Senior begins internship through STEP-UP

Kenya Brooks reflects on professional experience


Used with permission from Nilabh Narayan

Birds-eye view of the Hennepin County Recovery Center located in Minneapolis. Target Field is located near the center.

Nicole Sanford

When talking about her experience as an intern at Hennepin Energy Recovery Center, senior Kenya Brooks said she gained professional skills that will prove valuable in the future.

“I’ve learned how to speak and talk, I had a problem with verbal communication, and that’s why with this job, a lot of the time I’ve had to bring what I’ve done for the day and go and talk to my boss and give him a presentation of what I’ve accomplished,” Brooks said. “I’ve learned how to write professional emails, and I’ve learned how to type professional papers.”

According to Brooks, she found the internship through STEP-UP, a program that helps young people find paid internship opportunities.

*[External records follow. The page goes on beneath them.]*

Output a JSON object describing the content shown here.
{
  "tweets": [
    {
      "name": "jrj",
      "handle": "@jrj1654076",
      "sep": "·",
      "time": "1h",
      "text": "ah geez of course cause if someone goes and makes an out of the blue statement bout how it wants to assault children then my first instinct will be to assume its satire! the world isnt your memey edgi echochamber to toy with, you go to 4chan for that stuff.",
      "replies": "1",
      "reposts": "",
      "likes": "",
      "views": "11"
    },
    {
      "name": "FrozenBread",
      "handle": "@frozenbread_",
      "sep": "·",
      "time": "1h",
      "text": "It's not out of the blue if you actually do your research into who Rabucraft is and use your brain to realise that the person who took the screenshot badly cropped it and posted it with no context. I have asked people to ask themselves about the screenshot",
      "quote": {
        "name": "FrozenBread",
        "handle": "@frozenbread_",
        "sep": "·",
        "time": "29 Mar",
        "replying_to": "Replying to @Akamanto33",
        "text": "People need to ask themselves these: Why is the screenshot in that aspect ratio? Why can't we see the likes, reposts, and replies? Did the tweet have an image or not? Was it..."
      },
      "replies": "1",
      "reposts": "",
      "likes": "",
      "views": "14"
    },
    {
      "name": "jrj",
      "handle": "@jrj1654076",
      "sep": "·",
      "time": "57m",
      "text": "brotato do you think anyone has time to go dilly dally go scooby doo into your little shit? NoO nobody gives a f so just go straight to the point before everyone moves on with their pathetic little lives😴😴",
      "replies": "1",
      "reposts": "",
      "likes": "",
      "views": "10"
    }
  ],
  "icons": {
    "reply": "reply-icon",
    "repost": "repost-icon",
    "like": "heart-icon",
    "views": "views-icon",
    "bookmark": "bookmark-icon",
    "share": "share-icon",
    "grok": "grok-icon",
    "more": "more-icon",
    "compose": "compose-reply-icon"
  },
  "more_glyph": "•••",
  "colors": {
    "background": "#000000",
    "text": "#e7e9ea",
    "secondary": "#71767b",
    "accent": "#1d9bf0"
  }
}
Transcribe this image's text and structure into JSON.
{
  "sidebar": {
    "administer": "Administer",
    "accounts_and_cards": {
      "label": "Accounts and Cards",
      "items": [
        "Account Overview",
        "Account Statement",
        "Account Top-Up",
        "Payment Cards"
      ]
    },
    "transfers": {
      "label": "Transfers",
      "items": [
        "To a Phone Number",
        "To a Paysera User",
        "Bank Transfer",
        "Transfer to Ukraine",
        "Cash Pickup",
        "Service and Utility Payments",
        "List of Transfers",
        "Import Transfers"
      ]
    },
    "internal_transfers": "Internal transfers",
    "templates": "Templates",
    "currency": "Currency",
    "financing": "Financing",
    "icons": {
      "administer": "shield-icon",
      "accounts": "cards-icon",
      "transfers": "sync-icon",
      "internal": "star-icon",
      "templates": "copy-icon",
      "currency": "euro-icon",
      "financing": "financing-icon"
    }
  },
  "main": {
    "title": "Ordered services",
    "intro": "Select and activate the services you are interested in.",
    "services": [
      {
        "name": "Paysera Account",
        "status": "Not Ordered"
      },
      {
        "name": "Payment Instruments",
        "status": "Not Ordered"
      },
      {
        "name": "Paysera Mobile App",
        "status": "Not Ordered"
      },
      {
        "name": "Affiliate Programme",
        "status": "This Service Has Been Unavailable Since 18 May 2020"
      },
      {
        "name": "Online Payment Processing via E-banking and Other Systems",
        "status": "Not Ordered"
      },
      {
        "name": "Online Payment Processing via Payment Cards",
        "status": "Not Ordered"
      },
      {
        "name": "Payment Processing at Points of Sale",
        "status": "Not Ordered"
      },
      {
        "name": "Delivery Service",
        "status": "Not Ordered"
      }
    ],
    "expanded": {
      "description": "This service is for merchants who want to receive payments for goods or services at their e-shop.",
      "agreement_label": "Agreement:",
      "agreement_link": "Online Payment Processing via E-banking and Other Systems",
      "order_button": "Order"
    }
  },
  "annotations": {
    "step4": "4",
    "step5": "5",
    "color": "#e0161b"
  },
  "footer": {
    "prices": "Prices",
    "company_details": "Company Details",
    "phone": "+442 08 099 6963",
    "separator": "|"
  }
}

“(STEP-UP is) a company that provides summer jobs for students,” Brooks said. “It’s company jobs — they want the students to be able to work in companies and get a feel for how the business world works. So STEP-UP kind of teamed up with these companies, and they offered us intern jobs with these big companies.”

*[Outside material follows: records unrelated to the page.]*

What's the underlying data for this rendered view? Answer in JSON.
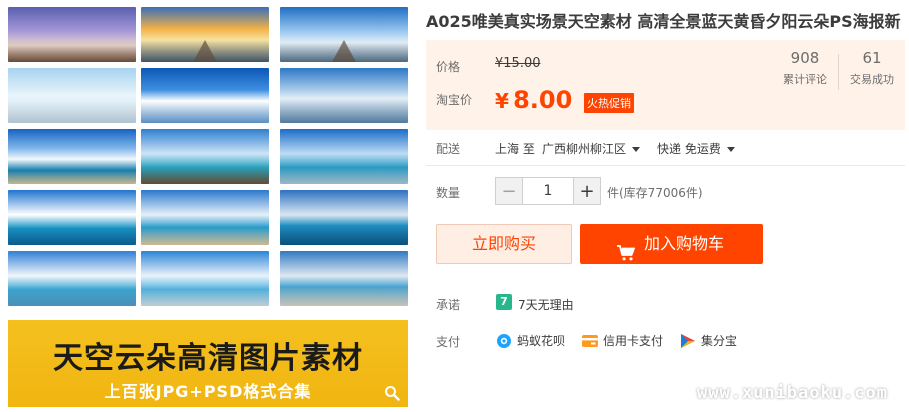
{
  "product": {
    "title": "A025唯美真实场景天空素材 高清全景蓝天黄昏夕阳云朵PS海报新"
  },
  "gallery": {
    "banner_title": "天空云朵高清图片素材",
    "banner_subtitle": "上百张JPG+PSD格式合集"
  },
  "pricing": {
    "price_label": "价格",
    "original_price": "¥15.00",
    "taobao_price_label": "淘宝价",
    "currency_symbol": "¥",
    "current_price": "8.00",
    "promo_badge": "火热促销",
    "reviews_count": "908",
    "reviews_label": "累计评论",
    "sales_count": "61",
    "sales_label": "交易成功"
  },
  "delivery": {
    "label": "配送",
    "from": "上海 至",
    "destination": "广西柳州柳江区",
    "shipping": "快递 免运费"
  },
  "quantity": {
    "label": "数量",
    "minus": "−",
    "value": "1",
    "plus": "+",
    "stock_text": "件(库存77006件)"
  },
  "actions": {
    "buy_now": "立即购买",
    "add_to_cart": "加入购物车"
  },
  "promise": {
    "label": "承诺",
    "badge": "7",
    "text": "7天无理由"
  },
  "payment": {
    "label": "支付",
    "methods": [
      "蚂蚁花呗",
      "信用卡支付",
      "集分宝"
    ]
  },
  "watermark": "www.xunibaoku.com",
  "colors": {
    "accent": "#ff4400",
    "price_panel_bg": "#fff2e8",
    "banner_yellow": "#f4c01e",
    "promise_green": "#28b78d"
  }
}
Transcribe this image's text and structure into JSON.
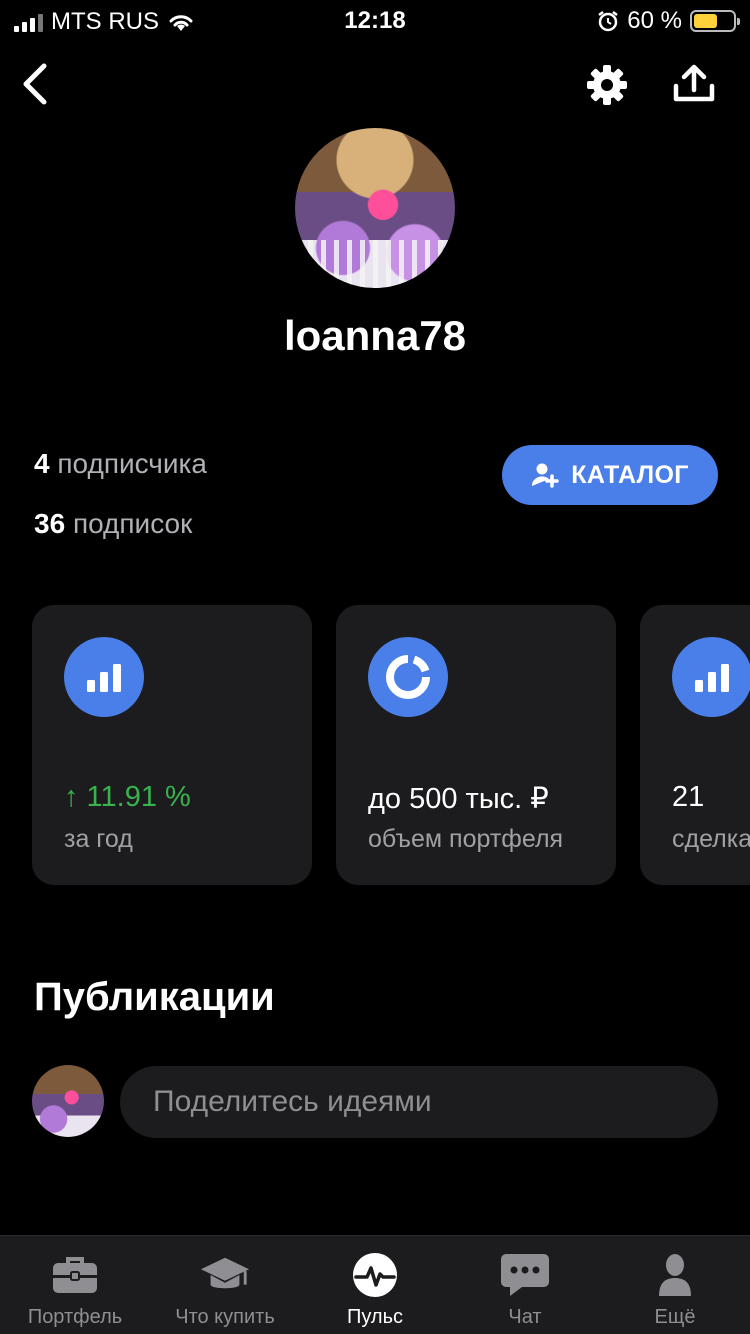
{
  "status_bar": {
    "carrier": "MTS RUS",
    "time": "12:18",
    "battery_percent": "60 %",
    "battery_level": 0.6
  },
  "nav": {
    "back_icon": "chevron-left-icon",
    "settings_icon": "gear-icon",
    "share_icon": "share-icon"
  },
  "profile": {
    "username": "loanna78",
    "followers_count": "4",
    "followers_label": "подписчика",
    "following_count": "36",
    "following_label": "подписок",
    "catalog_button": "КАТАЛОГ"
  },
  "cards": [
    {
      "icon": "bar-chart-icon",
      "value": "↑ 11.91 %",
      "label": "за год",
      "value_color": "#37b24d"
    },
    {
      "icon": "donut-icon",
      "value": "до 500 тыс. ₽",
      "label": "объем портфеля"
    },
    {
      "icon": "bar-chart-icon",
      "value": "21",
      "label": "сделка"
    }
  ],
  "publications": {
    "title": "Публикации",
    "input_placeholder": "Поделитесь идеями"
  },
  "tabbar": [
    {
      "label": "Портфель",
      "icon": "briefcase-icon",
      "active": false
    },
    {
      "label": "Что купить",
      "icon": "graduation-cap-icon",
      "active": false
    },
    {
      "label": "Пульс",
      "icon": "pulse-icon",
      "active": true
    },
    {
      "label": "Чат",
      "icon": "chat-icon",
      "active": false
    },
    {
      "label": "Ещё",
      "icon": "person-icon",
      "active": false
    }
  ],
  "colors": {
    "accent": "#4a7ee8",
    "positive": "#37b24d",
    "card_bg": "#1c1c1e",
    "background": "#000000"
  }
}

Hennepin County facility operations manager and mechanical engineer Nilabh Narayan said he works at the Hennepin Energy Recovery Center (HERC) and hired Brooks as an intern.

“(HERC) is the place where we bring all of the cities and surrounding suburbs between Hennepin County, their garbage, and we try to burn it, and we generate electricity and steam from that,” Narayan said.

According to Narayan, Brooks’ internship primarily consists of translating manual documents to electronic files.

“(Brooks) is a STEP-UP intern, and normally they do it only for one summer, but we have a lot of old drawings and manuals from various plant equipment that are in our library or in storage areas,” Narayan said. “We are in the process of scanning them, converting them into media files and uploading them into electronic storage devices. That way we can find those files in the future.”

In addition to performing technical skills, Brooks said this internship has given her insight on what professional attire looks like.

“I just feel like I’ve learned how to dress business casual because at first I didn’t know what they expected of me, like what was I supposed to wear,” Brooks said. “They just gave me the walk through of what they expect of me and what they expect me to wear at a business place like this.”

Narayan said Brooks exhibits a reliable work ethic and adds to the company.

“It’s been a real pleasure working with her,” Narayan said. “She’s a very smart kid, very motivated about what she has to do, and once you have explained things to her, she can do her work quite nicely.”

According to Brooks, internships such as this can give students a head start in considering their future plans.

“A lot of people want to be things in the future like CEOs (and) entrepreneurs, doctors and surgeons and all of that stuff, (and) there’s actually companies out here that will let you intern and see what you want to do,” Brooks said. “You could get ahead of the next student or two, and you’ll have kind of an idea of what you want to do when you go to college.”

Narayan said internships give young students the opportunity to experience the tenants of a professional job.

“It’s basically a learning opportunity, and we want people to get familiar with the workplace because (there’s) always some mistakes made — they have to learn how to correct from mistakes and have to learn how to talk to people about what they’re doing,” Narayan said.

Brooks said she encourages students to explore local internship opportunities.

“I recommend that a lot of students underclassmen take advantage of the internships,” Brooks said. “They need to branch out and just kind of see what companies around them are offering internships.”

For more information on STEP-UP or other job opportunities, visit or contact Kara Mueller.